Let us take, for example, the research I've been doing for the story with dsgood's 5 words. According to one account, Samuil had administrative control of the First Bulgarian Empire from 976AD, and became Tsar in name as well. Another account holds that Samuil, in fact, was a Macedonian general who, as the Bulgarian empire collapsed, carved out of it's remnants, and out of a piece of the Byzantine empire, an independant Macedonian Empire. This theory holds that the Pope crowned Samuil "Tsar of Bulgaria" because the papacy was not in the position to "create" new countries, so would transfer to new countries names that had become essentially unused.
Why is this important?
Well, it has something to do with the fact that the city of Ohrid was a cultural and scholarly capital of the time (the cyrillic alphabet was developed there, etc). It has something to do with the cultural ethnicity of Alexander the Great. It has something to do with the linguistic origins of Macedonian names, and of the timing of slavic incursion into the region.
And why is this important?
Well, I think that while it's pretty clear that Alexander the Great wasn't slavic (assuming that the dates are right), he's very unlikely to have been Greek. Macedonian culture by the time of the turn of the millenium was likely a hybrid of slavic and indigenous cultures, with some influence of cultures of the east (Persia, Mongolia) filtering down from Bulgaria and Hungary. Present day Macedonia is split between three countries - the Republic of Macedonia (formerly part of Yugoslavia, and peopled with ethnic Macedonians and a significant Albanian muslim minority), Bulgaria and Greece. Greece in particular has been doing everything it can to eliminate the macedonianess of it's macedonians - the language was banned (in schools and in any governmental settings - i.e. it would be illegal to translate into or out of macedonian in a court of law), and nobody with a macedonian name was permitted to own property. Why? Alexander was Greek, dammit.

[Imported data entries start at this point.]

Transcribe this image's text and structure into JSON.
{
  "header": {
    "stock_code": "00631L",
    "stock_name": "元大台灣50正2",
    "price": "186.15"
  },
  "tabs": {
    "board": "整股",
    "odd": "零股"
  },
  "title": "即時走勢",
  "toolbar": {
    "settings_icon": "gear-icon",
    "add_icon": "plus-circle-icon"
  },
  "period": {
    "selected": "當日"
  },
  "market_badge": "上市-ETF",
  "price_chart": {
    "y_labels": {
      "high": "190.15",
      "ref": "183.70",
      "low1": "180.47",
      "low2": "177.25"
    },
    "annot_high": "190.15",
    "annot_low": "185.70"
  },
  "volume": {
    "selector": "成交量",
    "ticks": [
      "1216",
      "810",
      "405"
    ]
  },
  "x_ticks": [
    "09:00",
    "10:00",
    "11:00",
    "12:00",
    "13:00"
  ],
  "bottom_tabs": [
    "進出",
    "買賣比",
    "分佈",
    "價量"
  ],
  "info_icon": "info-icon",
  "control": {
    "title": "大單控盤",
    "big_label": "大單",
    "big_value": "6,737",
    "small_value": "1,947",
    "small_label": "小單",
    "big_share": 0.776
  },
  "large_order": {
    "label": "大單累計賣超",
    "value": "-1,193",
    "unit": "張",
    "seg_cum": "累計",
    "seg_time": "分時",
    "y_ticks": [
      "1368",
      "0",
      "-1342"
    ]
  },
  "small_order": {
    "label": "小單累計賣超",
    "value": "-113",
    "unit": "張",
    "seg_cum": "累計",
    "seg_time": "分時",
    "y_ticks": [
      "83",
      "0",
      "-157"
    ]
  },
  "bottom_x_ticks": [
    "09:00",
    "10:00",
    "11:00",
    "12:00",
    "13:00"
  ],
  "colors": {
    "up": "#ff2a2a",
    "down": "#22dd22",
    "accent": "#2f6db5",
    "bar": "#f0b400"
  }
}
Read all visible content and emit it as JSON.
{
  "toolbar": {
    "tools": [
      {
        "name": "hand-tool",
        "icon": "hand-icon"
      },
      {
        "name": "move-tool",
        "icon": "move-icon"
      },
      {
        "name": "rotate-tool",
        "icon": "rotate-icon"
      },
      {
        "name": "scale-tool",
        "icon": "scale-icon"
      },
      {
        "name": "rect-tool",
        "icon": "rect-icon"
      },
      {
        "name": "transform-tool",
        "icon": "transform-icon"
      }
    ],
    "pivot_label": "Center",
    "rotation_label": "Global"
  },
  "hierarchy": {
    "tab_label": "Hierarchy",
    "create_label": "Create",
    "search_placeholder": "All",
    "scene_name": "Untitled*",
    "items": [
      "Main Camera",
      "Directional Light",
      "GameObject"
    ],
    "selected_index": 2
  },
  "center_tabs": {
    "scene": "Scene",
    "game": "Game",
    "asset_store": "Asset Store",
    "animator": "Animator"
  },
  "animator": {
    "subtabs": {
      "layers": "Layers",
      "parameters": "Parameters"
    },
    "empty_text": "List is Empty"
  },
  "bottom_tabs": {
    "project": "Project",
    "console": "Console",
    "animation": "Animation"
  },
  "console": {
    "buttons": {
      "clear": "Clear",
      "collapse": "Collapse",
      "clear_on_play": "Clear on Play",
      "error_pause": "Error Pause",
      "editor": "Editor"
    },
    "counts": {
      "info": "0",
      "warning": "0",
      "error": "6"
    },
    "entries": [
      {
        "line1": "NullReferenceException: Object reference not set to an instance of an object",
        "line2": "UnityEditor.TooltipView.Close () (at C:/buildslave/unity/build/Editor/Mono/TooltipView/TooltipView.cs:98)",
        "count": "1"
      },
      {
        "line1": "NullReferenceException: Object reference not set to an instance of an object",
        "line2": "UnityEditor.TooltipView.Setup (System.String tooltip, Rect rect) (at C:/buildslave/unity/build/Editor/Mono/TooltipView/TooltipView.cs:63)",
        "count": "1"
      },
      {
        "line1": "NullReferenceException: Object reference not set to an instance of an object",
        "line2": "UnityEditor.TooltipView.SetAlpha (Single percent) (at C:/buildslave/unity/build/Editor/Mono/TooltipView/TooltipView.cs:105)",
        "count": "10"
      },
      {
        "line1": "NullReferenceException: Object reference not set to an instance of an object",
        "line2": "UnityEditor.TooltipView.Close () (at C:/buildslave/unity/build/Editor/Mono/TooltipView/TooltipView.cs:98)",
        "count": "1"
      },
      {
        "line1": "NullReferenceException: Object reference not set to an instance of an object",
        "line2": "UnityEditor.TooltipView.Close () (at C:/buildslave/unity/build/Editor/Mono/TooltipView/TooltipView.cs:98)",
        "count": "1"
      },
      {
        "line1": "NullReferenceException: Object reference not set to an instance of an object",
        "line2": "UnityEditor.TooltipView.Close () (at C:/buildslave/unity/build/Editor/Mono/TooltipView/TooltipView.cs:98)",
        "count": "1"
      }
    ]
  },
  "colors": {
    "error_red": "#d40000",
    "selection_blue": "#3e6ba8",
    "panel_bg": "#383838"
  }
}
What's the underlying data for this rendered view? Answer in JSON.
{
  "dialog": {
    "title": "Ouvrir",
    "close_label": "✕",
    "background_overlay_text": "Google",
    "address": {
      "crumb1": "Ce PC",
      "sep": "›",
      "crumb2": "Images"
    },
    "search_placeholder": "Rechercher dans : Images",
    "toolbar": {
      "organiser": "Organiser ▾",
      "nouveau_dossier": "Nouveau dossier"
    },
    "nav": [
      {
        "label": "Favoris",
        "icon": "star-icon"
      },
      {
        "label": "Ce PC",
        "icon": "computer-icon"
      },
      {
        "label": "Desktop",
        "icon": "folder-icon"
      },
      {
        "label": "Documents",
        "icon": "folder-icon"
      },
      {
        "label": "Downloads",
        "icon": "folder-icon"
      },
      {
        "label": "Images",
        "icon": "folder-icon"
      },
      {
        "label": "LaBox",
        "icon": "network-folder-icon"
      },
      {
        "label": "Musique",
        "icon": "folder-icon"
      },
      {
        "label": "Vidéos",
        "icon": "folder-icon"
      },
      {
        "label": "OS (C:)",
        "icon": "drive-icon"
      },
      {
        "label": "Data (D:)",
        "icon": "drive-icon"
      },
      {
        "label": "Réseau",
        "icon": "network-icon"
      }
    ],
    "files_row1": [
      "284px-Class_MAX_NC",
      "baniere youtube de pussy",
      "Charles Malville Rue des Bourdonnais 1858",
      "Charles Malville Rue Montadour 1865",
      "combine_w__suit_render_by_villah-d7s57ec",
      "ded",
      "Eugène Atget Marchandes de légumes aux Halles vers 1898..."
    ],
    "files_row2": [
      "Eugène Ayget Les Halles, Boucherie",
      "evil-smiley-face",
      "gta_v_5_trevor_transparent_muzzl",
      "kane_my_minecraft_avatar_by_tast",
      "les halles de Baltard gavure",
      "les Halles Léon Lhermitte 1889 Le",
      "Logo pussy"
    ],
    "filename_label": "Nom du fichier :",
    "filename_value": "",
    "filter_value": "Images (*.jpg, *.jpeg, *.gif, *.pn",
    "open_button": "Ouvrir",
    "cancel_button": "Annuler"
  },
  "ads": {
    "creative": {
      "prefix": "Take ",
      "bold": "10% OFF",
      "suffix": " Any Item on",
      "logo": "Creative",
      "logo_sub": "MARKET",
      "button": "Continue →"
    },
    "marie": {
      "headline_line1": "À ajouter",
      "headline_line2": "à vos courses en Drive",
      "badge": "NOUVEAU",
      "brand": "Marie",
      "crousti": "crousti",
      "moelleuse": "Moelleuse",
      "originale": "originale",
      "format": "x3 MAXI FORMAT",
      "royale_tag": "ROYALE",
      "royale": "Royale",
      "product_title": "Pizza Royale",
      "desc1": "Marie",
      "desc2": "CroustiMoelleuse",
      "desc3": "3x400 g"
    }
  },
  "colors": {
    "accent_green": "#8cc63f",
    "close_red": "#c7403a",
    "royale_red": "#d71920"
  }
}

WE had the greatest empire, not those stinking slavs. Also, there is a non-trivial possibility that Macedonians in Greece will make a bid to split off and join in a "Greater Macedonia."
And why is this important?
Because there's a significant minority of muslims in these areas. And if this were to happen, and the trend toward democracy in the region were to continue, then the muslims in Macedonia (north-western border) and Bulgaria (northern border) would have a voice, and would therefore impose upon those countries the will of the Turks (eastern border). And why does this matter? Greece is the descendant of the Byzantine Empire, which was "the real successor" of the Roman Empire, and which was the bastion of Christianity against the Persians and the Arabs and the Turks and the Muslims.
For the Macedonians, though, it is a matter of claiming what they consider their cultural heritage, and of solidifying their claim of independence from Serbia (Serbs and Greeks tend to view Macedonians as a sort of "lesser serb").
So... Anyway. Back to Samuil (also known as Samoil):
This second theory is held mostly by Macedonians and Serbs, which leads to a bit of suspicion. However, it does explain to some extent the dispersion pattern of the Bogomil Heresy (even though none of these histories really addresses the impact of said heresy). The Bogomil Heresy held that Jesus was not the only son of God. Jesus was an aspect of the second son of God, Michael. Michael was Satanail's younger brother. Satanail rebelled against God, was kicked out of His house, and then went on to create The World and It's Creatures. But he had trouble with humans, so God assisted Satan in creating humans. Since the earth belonged to Satan, humans made a covenant with Satan for permission to till the soil. Jesus was sent to earth to break that covenent and allow us to stop serving the evil one.
What influence did a bunch of heretics have? Well, part of their ideology was a rejection of the established clergy, of the orthodox church (created by Satan, it was), and of things of this world (created by Satan, they were). This meant that they refused to pay taxes, or work, or fight for their state, creating significant social disruption in Bulgaria and elsewhere.
Samoil's reign (whether it was Bulgarian or Macedonian) ended in 1014 in the battle of Belasitsa, when Basil II of Byzantium blinded 14,000 men, leaving 1 in 100 with 1 eye to lead them home.
The English word "bugger" is derived from the Bogomils.